Cecilia Evans. This is Lee factory speaking. This is the Board of Education station in Cleveland WB O.E.. This program was distributed by national educational radio. This is the National Education already own network.
Visiting scholars
Dr. John Hope Franklin, part one
Producing Organization
Cleveland Public Schools
Contributing Organization
University of Maryland (College Park, Maryland)
If you have more information about this item than what is given here, or if you have concerns about this record, we want to know! Contact us, indicating the AAPB ID (cpb-aacip/500-3j393z02).
Episode Description
This program, the first of two parts, features an interview with Dr. John Hope Franklin, University of Chicago. Dr. Franklin was a Fulbright professor at several Australian universities, specializing in African-American history.
Series Description
This series features interviews with outstanding scholars from various fields.
Race and Ethnicity
Media type
Embed Code
Copy and paste this HTML to include AAPB content on your blog or webpage.
Interviewee: Franklin, John Hope, 1915-2009
Interviewer: Evans, Cecilia
Producing Organization: Cleveland Public Schools
AAPB Contributor Holdings
University of Maryland
Identifier: 68-2-10 (National Association of Educational Broadcasters)
Format: 1/4 inch audio tape
Duration: 00:15:01

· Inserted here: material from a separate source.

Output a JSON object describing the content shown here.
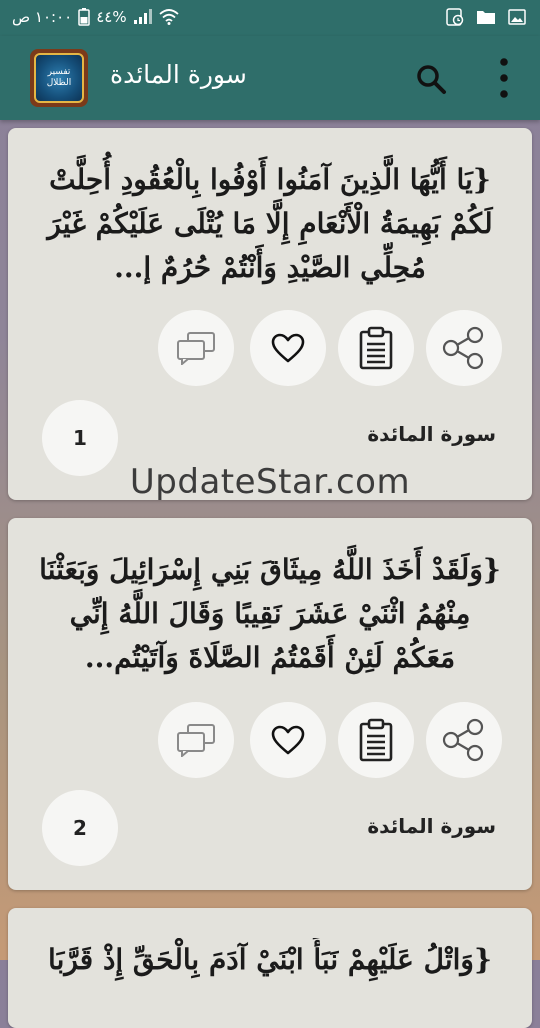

If you have a copy of this asset and would like us to add it to our catalog, please contact us.
Chicago: “Visiting scholars; Dr. John Hope Franklin, part one,” 1968-02-01, University of Maryland, American Archive of Public Broadcasting (GBH and the Library of Congress), Boston, MA and Washington, DC, accessed December 4, 2023,
MLA: “Visiting scholars; Dr. John Hope Franklin, part one.” 1968-02-01. University of Maryland, American Archive of Public Broadcasting (GBH and the Library of Congress), Boston, MA and Washington, DC. Web. December 4, 2023. <>.
APA: Visiting scholars; Dr. John Hope Franklin, part one. Boston, MA: University of Maryland, American Archive of Public Broadcasting (GBH and the Library of Congress), Boston, MA and Washington, DC. Retrieved from